»»

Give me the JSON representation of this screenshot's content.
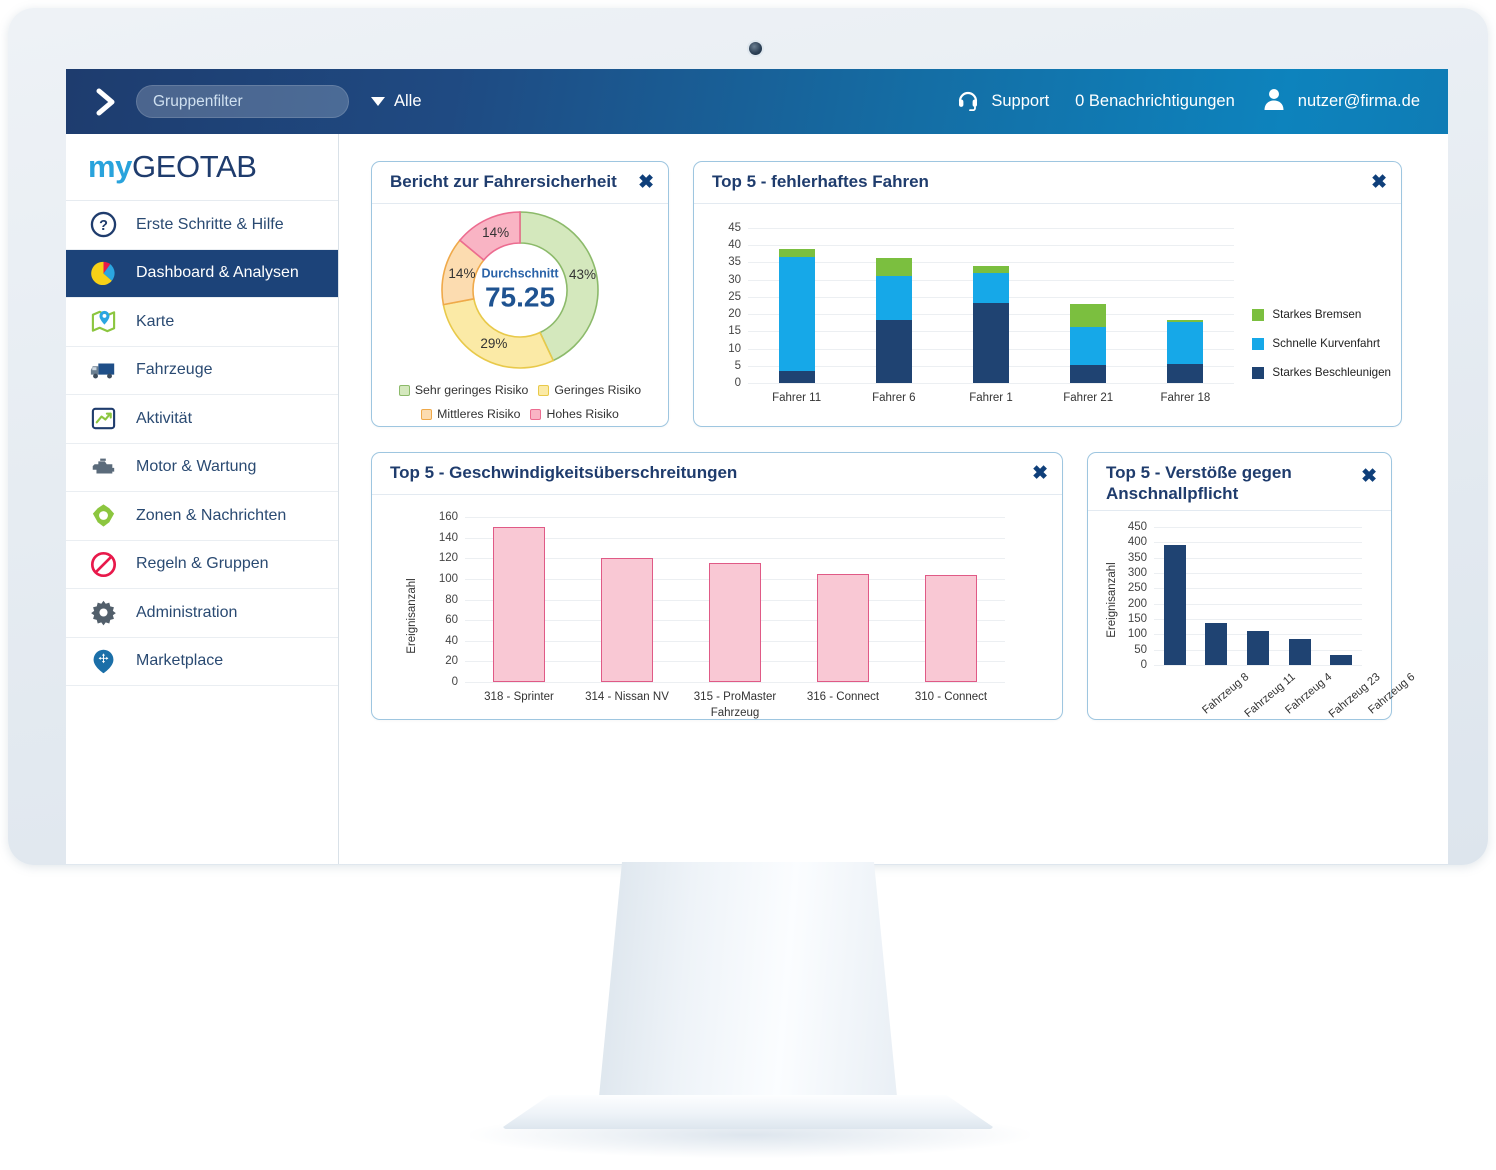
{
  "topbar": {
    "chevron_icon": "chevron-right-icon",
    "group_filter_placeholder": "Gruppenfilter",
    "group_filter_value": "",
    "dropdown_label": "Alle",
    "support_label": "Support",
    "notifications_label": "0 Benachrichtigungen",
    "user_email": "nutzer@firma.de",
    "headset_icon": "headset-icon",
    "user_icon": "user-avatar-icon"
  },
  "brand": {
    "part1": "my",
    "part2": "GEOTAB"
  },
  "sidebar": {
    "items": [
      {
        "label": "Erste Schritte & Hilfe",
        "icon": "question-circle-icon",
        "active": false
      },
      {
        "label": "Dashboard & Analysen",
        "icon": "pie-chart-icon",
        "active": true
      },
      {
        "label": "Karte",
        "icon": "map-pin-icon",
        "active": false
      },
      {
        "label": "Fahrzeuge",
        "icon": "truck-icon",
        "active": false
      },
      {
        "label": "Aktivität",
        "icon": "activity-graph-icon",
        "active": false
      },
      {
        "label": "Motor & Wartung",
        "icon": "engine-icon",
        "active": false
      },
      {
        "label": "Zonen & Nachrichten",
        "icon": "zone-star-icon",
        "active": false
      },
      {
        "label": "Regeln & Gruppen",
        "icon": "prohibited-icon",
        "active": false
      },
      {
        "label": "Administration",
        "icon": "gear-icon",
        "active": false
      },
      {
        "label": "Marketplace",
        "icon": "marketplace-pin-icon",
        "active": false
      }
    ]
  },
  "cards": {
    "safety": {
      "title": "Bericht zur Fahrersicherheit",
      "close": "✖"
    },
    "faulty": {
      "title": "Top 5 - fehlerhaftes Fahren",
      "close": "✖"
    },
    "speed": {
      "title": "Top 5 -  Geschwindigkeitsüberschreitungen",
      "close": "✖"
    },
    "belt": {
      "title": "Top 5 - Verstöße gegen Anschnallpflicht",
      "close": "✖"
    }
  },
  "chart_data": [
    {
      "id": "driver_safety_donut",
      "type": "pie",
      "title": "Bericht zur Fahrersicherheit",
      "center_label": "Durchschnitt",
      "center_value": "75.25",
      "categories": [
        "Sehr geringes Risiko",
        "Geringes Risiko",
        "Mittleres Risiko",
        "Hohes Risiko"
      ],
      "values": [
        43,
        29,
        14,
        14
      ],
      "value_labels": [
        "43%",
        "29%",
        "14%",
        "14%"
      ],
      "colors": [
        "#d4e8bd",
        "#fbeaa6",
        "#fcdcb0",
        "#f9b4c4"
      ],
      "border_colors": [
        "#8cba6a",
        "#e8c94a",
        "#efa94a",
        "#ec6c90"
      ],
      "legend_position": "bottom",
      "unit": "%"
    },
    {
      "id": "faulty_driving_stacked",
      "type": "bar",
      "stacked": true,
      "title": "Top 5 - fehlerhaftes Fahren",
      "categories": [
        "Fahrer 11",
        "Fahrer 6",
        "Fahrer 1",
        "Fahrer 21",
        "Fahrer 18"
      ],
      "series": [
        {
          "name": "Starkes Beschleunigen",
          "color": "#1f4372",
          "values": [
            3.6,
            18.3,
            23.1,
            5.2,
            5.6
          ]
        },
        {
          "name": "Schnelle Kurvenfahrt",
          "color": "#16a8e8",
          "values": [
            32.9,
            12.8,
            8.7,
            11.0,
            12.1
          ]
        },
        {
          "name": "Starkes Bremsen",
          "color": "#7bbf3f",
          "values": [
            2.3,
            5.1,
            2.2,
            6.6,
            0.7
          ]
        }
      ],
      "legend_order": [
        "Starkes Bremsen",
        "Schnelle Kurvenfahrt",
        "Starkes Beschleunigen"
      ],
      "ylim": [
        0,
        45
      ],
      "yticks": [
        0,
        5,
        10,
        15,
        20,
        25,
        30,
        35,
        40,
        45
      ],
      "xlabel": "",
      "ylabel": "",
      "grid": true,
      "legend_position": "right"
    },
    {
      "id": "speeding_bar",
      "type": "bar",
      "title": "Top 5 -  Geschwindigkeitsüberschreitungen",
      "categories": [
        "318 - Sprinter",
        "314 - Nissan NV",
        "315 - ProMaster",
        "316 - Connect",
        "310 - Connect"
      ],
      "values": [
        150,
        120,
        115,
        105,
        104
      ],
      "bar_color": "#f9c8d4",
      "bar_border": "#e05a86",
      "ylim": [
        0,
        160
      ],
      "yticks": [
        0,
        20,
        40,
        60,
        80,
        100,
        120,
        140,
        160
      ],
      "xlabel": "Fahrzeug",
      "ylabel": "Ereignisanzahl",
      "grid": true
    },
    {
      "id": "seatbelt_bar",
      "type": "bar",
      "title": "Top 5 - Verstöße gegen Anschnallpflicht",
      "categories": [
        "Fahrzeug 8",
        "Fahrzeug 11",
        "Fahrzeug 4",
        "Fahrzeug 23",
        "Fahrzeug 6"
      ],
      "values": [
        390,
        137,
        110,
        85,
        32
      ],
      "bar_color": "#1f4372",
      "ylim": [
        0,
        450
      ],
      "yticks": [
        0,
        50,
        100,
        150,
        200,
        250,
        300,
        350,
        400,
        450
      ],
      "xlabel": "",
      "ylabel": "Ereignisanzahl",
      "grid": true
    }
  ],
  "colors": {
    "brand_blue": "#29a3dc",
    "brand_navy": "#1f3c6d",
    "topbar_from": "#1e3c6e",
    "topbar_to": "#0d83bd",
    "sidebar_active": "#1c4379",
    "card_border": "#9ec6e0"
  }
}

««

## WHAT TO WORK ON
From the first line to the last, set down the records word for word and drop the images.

## RESPONSE AREA
Give me the JSON representation of this screenshot's content.
{
  "topbar": {
    "chevron_icon": "chevron-right-icon",
    "group_filter_placeholder": "Gruppenfilter",
    "group_filter_value": "",
    "dropdown_label": "Alle",
    "support_label": "Support",
    "notifications_label": "0 Benachrichtigungen",
    "user_email": "nutzer@firma.de",
    "headset_icon": "headset-icon",
    "user_icon": "user-avatar-icon"
  },
  "brand": {
    "part1": "my",
    "part2": "GEOTAB"
  },
  "sidebar": {
    "items": [
      {
        "label": "Erste Schritte & Hilfe",
        "icon": "question-circle-icon",
        "active": false
      },
      {
        "label": "Dashboard & Analysen",
        "icon": "pie-chart-icon",
        "active": true
      },
      {
        "label": "Karte",
        "icon": "map-pin-icon",
        "active": false
      },
      {
        "label": "Fahrzeuge",
        "icon": "truck-icon",
        "active": false
      },
      {
        "label": "Aktivität",
        "icon": "activity-graph-icon",
        "active": false
      },
      {
        "label": "Motor & Wartung",
        "icon": "engine-icon",
        "active": false
      },
      {
        "label": "Zonen & Nachrichten",
        "icon": "zone-star-icon",
        "active": false
      },
      {
        "label": "Regeln & Gruppen",
        "icon": "prohibited-icon",
        "active": false
      },
      {
        "label": "Administration",
        "icon": "gear-icon",
        "active": false
      },
      {
        "label": "Marketplace",
        "icon": "marketplace-pin-icon",
        "active": false
      }
    ]
  },
  "cards": {
    "safety": {
      "title": "Bericht zur Fahrersicherheit",
      "close": "✖"
    },
    "faulty": {
      "title": "Top 5 - fehlerhaftes Fahren",
      "close": "✖"
    },
    "speed": {
      "title": "Top 5 -  Geschwindigkeitsüberschreitungen",
      "close": "✖"
    },
    "belt": {
      "title": "Top 5 - Verstöße gegen Anschnallpflicht",
      "close": "✖"
    }
  },
  "chart_data": [
    {
      "id": "driver_safety_donut",
      "type": "pie",
      "title": "Bericht zur Fahrersicherheit",
      "center_label": "Durchschnitt",
      "center_value": "75.25",
      "categories": [
        "Sehr geringes Risiko",
        "Geringes Risiko",
        "Mittleres Risiko",
        "Hohes Risiko"
      ],
      "values": [
        43,
        29,
        14,
        14
      ],
      "value_labels": [
        "43%",
        "29%",
        "14%",
        "14%"
      ],
      "colors": [
        "#d4e8bd",
        "#fbeaa6",
        "#fcdcb0",
        "#f9b4c4"
      ],
      "border_colors": [
        "#8cba6a",
        "#e8c94a",
        "#efa94a",
        "#ec6c90"
      ],
      "legend_position": "bottom",
      "unit": "%"
    },
    {
      "id": "faulty_driving_stacked",
      "type": "bar",
      "stacked": true,
      "title": "Top 5 - fehlerhaftes Fahren",
      "categories": [
        "Fahrer 11",
        "Fahrer 6",
        "Fahrer 1",
        "Fahrer 21",
        "Fahrer 18"
      ],
      "series": [
        {
          "name": "Starkes Beschleunigen",
          "color": "#1f4372",
          "values": [
            3.6,
            18.3,
            23.1,
            5.2,
            5.6
          ]
        },
        {
          "name": "Schnelle Kurvenfahrt",
          "color": "#16a8e8",
          "values": [
            32.9,
            12.8,
            8.7,
            11.0,
            12.1
          ]
        },
        {
          "name": "Starkes Bremsen",
          "color": "#7bbf3f",
          "values": [
            2.3,
            5.1,
            2.2,
            6.6,
            0.7
          ]
        }
      ],
      "legend_order": [
        "Starkes Bremsen",
        "Schnelle Kurvenfahrt",
        "Starkes Beschleunigen"
      ],
      "ylim": [
        0,
        45
      ],
      "yticks": [
        0,
        5,
        10,
        15,
        20,
        25,
        30,
        35,
        40,
        45
      ],
      "xlabel": "",
      "ylabel": "",
      "grid": true,
      "legend_position": "right"
    },
    {
      "id": "speeding_bar",
      "type": "bar",
      "title": "Top 5 -  Geschwindigkeitsüberschreitungen",
      "categories": [
        "318 - Sprinter",
        "314 - Nissan NV",
        "315 - ProMaster",
        "316 - Connect",
        "310 - Connect"
      ],
      "values": [
        150,
        120,
        115,
        105,
        104
      ],
      "bar_color": "#f9c8d4",
      "bar_border": "#e05a86",
      "ylim": [
        0,
        160
      ],
      "yticks": [
        0,
        20,
        40,
        60,
        80,
        100,
        120,
        140,
        160
      ],
      "xlabel": "Fahrzeug",
      "ylabel": "Ereignisanzahl",
      "grid": true
    },
    {
      "id": "seatbelt_bar",
      "type": "bar",
      "title": "Top 5 - Verstöße gegen Anschnallpflicht",
      "categories": [
        "Fahrzeug 8",
        "Fahrzeug 11",
        "Fahrzeug 4",
        "Fahrzeug 23",
        "Fahrzeug 6"
      ],
      "values": [
        390,
        137,
        110,
        85,
        32
      ],
      "bar_color": "#1f4372",
      "ylim": [
        0,
        450
      ],
      "yticks": [
        0,
        50,
        100,
        150,
        200,
        250,
        300,
        350,
        400,
        450
      ],
      "xlabel": "",
      "ylabel": "Ereignisanzahl",
      "grid": true
    }
  ],
  "colors": {
    "brand_blue": "#29a3dc",
    "brand_navy": "#1f3c6d",
    "topbar_from": "#1e3c6e",
    "topbar_to": "#0d83bd",
    "sidebar_active": "#1c4379",
    "card_border": "#9ec6e0"
  }
}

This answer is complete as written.